┌──

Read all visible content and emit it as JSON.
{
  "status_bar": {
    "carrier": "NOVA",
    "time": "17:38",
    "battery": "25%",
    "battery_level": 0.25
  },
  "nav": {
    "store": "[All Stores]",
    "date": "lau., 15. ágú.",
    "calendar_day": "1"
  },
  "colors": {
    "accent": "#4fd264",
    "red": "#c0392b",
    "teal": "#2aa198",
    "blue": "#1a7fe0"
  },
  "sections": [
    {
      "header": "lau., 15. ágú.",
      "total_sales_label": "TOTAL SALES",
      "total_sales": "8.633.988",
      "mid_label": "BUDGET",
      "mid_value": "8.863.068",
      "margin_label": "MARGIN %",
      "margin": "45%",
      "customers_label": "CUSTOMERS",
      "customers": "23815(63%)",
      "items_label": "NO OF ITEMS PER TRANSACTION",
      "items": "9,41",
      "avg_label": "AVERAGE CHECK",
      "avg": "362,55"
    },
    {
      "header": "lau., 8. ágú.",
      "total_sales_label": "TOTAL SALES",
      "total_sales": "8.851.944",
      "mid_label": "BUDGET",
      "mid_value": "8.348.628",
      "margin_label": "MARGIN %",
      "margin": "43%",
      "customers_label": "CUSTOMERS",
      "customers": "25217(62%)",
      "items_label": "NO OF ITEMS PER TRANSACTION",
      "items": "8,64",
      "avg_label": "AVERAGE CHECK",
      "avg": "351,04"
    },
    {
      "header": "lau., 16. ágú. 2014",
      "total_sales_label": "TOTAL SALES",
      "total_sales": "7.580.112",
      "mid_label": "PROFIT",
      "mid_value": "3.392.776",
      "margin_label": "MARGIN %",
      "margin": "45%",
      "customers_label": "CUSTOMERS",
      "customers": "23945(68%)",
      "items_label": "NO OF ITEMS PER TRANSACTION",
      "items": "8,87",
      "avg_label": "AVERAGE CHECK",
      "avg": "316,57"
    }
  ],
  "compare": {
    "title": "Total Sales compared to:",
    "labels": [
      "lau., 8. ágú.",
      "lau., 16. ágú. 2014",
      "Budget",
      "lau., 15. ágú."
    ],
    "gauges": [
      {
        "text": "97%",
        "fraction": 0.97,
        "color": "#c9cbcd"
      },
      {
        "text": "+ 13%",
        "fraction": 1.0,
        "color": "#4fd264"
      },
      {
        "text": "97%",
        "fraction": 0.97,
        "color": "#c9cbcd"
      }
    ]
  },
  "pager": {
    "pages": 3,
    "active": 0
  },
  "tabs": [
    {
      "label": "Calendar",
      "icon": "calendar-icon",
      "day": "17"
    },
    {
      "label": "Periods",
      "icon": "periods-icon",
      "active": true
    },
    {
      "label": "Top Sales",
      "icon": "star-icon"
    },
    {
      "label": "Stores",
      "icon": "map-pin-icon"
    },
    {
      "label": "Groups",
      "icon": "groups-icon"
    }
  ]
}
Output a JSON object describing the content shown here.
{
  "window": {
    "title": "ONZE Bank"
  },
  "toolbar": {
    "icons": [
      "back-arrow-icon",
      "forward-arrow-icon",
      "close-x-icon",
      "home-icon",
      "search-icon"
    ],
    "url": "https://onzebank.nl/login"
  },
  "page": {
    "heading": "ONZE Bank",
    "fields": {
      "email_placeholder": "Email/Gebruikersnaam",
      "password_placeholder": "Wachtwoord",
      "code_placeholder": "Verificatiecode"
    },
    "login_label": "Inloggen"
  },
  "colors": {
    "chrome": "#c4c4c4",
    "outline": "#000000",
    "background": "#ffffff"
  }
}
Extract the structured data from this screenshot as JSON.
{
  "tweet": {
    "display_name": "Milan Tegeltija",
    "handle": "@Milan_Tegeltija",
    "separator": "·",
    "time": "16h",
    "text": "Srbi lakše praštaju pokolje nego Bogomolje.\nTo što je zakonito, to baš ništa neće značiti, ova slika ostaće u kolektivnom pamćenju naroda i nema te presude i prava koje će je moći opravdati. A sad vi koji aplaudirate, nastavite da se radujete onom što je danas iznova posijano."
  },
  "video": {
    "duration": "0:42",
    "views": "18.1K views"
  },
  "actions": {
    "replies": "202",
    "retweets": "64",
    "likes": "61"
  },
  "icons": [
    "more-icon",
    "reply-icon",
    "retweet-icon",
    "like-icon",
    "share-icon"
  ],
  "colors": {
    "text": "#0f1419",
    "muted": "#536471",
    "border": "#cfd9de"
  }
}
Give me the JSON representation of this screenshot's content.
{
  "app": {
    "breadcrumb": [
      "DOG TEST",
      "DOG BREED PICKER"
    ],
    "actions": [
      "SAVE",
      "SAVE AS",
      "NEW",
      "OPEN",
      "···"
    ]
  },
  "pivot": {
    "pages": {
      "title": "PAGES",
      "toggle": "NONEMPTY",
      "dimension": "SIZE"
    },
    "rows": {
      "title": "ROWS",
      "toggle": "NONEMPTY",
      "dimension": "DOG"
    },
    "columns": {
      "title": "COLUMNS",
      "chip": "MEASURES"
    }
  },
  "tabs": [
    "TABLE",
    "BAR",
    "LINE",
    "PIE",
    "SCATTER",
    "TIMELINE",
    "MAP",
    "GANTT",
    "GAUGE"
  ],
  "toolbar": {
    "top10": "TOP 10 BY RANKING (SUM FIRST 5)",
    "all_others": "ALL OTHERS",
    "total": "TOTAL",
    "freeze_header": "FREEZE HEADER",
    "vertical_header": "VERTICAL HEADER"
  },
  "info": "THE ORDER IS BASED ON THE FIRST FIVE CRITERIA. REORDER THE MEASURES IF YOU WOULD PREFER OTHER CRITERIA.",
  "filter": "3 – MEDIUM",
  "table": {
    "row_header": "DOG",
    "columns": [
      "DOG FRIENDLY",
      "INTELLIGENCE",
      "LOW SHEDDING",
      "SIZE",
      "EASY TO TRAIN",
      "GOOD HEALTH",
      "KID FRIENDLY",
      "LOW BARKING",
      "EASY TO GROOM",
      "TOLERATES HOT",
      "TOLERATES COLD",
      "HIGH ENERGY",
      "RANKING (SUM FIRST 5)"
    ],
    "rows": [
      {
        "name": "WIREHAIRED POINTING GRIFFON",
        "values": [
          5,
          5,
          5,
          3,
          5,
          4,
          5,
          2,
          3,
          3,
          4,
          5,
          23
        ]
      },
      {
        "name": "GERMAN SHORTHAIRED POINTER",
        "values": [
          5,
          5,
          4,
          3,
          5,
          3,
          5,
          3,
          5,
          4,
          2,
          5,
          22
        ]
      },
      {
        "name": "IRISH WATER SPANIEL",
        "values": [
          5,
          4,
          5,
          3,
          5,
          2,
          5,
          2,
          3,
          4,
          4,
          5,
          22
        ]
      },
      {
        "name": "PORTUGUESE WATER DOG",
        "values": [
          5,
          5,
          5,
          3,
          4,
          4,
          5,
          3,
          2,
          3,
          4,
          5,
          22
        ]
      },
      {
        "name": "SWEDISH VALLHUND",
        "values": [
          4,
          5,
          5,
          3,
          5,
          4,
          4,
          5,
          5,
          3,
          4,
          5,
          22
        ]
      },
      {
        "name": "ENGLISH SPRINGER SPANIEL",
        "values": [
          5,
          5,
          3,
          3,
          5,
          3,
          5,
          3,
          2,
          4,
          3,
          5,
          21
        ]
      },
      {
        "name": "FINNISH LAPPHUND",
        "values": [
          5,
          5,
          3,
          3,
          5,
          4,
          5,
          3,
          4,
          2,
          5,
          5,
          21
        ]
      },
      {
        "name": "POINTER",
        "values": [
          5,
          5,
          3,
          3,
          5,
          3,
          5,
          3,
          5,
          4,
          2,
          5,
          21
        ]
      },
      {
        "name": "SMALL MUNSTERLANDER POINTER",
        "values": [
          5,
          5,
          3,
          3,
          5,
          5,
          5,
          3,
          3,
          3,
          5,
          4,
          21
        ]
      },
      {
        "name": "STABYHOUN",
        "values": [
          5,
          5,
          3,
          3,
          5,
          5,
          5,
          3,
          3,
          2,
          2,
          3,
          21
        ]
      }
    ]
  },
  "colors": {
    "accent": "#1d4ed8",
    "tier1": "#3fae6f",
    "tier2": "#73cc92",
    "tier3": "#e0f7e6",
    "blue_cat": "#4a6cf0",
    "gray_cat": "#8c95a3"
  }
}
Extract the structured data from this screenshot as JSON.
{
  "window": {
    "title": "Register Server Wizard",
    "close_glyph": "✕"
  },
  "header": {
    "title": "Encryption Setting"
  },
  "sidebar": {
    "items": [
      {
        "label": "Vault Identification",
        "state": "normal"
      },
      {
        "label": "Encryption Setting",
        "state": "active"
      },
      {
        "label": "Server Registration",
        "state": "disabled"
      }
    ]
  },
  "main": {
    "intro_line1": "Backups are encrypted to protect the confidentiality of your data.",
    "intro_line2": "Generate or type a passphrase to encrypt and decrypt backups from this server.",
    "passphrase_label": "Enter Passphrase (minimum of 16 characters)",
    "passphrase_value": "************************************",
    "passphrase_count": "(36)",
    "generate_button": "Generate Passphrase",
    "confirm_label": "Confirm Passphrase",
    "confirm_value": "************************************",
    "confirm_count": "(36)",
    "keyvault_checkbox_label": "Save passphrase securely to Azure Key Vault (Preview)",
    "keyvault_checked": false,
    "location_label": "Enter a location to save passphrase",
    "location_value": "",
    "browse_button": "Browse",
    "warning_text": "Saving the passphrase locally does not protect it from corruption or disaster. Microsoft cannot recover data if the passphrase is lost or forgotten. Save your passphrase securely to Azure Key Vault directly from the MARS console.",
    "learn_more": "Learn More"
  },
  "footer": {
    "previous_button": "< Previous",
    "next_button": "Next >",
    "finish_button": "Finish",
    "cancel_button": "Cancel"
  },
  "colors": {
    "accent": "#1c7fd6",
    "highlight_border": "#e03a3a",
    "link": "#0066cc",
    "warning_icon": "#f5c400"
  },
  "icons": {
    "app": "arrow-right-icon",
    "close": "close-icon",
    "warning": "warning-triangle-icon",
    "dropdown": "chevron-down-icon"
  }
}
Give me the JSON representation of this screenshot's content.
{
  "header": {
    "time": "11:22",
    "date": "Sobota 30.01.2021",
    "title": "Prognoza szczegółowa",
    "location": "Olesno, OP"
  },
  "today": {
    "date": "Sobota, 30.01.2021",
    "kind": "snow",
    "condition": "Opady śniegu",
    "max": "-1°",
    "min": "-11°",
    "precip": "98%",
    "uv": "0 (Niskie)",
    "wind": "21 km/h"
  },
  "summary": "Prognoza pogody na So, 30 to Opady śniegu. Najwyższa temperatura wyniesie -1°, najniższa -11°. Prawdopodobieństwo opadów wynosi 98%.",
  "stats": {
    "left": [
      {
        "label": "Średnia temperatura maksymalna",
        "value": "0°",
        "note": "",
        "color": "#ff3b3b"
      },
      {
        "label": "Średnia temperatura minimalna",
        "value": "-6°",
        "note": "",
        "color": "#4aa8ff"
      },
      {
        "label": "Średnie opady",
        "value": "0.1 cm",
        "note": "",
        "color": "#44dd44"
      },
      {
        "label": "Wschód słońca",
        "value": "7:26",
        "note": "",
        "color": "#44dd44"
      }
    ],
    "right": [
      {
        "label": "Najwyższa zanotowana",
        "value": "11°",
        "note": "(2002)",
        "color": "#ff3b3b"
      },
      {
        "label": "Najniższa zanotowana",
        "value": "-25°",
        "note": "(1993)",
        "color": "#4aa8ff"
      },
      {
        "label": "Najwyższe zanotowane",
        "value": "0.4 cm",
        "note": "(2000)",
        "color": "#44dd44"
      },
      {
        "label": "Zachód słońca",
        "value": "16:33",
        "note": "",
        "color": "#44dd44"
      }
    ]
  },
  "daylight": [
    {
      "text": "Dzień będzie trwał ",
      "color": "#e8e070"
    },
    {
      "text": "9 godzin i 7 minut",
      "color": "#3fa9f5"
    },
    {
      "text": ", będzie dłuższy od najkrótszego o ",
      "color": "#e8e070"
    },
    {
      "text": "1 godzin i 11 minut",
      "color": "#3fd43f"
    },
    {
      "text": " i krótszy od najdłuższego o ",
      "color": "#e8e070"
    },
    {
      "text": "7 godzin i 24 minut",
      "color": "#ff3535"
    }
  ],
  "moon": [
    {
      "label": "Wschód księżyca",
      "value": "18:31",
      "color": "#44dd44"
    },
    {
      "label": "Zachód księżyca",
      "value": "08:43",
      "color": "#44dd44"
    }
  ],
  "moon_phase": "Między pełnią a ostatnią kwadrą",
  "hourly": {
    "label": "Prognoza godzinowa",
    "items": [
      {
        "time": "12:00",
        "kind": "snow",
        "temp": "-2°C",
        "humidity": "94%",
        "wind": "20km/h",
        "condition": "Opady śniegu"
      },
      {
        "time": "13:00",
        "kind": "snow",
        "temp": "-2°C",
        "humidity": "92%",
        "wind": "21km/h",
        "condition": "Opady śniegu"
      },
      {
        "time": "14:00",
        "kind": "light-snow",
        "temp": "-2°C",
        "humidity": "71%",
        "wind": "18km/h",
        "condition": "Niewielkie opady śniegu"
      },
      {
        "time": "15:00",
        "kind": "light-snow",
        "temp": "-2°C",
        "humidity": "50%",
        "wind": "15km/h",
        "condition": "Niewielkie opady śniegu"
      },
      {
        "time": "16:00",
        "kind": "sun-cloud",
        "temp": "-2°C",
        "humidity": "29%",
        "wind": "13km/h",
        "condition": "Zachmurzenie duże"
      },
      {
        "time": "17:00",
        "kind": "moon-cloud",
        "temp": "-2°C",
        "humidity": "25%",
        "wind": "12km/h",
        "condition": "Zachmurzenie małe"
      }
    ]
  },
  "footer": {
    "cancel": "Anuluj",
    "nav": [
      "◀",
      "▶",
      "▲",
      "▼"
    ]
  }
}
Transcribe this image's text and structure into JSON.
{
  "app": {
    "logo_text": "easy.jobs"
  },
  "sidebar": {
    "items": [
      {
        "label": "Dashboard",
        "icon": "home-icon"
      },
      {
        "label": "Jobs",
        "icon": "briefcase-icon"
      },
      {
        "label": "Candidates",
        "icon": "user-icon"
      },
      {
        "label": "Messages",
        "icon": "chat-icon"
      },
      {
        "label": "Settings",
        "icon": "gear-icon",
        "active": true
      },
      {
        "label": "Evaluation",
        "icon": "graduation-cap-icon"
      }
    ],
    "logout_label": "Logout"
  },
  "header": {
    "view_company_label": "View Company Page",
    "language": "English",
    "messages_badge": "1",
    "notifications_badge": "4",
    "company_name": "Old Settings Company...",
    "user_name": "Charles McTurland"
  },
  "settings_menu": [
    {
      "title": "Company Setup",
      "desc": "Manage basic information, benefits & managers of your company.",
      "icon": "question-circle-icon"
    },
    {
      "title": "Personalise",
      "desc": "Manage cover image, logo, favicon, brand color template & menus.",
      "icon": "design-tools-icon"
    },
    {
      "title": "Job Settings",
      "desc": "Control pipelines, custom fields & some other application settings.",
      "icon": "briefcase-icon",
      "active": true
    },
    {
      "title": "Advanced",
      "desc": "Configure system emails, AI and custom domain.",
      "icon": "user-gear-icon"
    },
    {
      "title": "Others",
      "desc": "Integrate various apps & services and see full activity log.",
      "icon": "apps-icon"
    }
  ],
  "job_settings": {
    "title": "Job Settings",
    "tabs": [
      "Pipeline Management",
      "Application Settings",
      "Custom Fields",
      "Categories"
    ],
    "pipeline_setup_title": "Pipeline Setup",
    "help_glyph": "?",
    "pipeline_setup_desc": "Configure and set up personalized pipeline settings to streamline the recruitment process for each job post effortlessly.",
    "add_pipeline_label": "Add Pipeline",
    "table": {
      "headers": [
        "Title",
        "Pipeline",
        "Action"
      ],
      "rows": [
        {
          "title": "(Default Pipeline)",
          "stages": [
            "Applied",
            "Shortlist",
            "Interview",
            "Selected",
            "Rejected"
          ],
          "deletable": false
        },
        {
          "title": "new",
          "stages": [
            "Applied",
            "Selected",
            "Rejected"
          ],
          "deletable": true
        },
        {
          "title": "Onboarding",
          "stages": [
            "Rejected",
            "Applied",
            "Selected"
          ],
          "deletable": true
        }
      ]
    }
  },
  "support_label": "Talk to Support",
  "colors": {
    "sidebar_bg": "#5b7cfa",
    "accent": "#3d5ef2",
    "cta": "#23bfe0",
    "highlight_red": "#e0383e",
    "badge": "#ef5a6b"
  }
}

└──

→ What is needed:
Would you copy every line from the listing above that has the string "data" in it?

→ Output:
Extract the structured data from this screenshot as JSON.
Extract the structured data from this screenshot as JSON.
    "intro_line1": "Backups are encrypted to protect the confidentiality of your data.",
    "warning_text": "Saving the passphrase locally does not protect it from corruption or disaster. Microsoft cannot recover data if the passphrase is lost or forgotten. Save your passphrase securely to Azure Key Vault directly from the MARS console.",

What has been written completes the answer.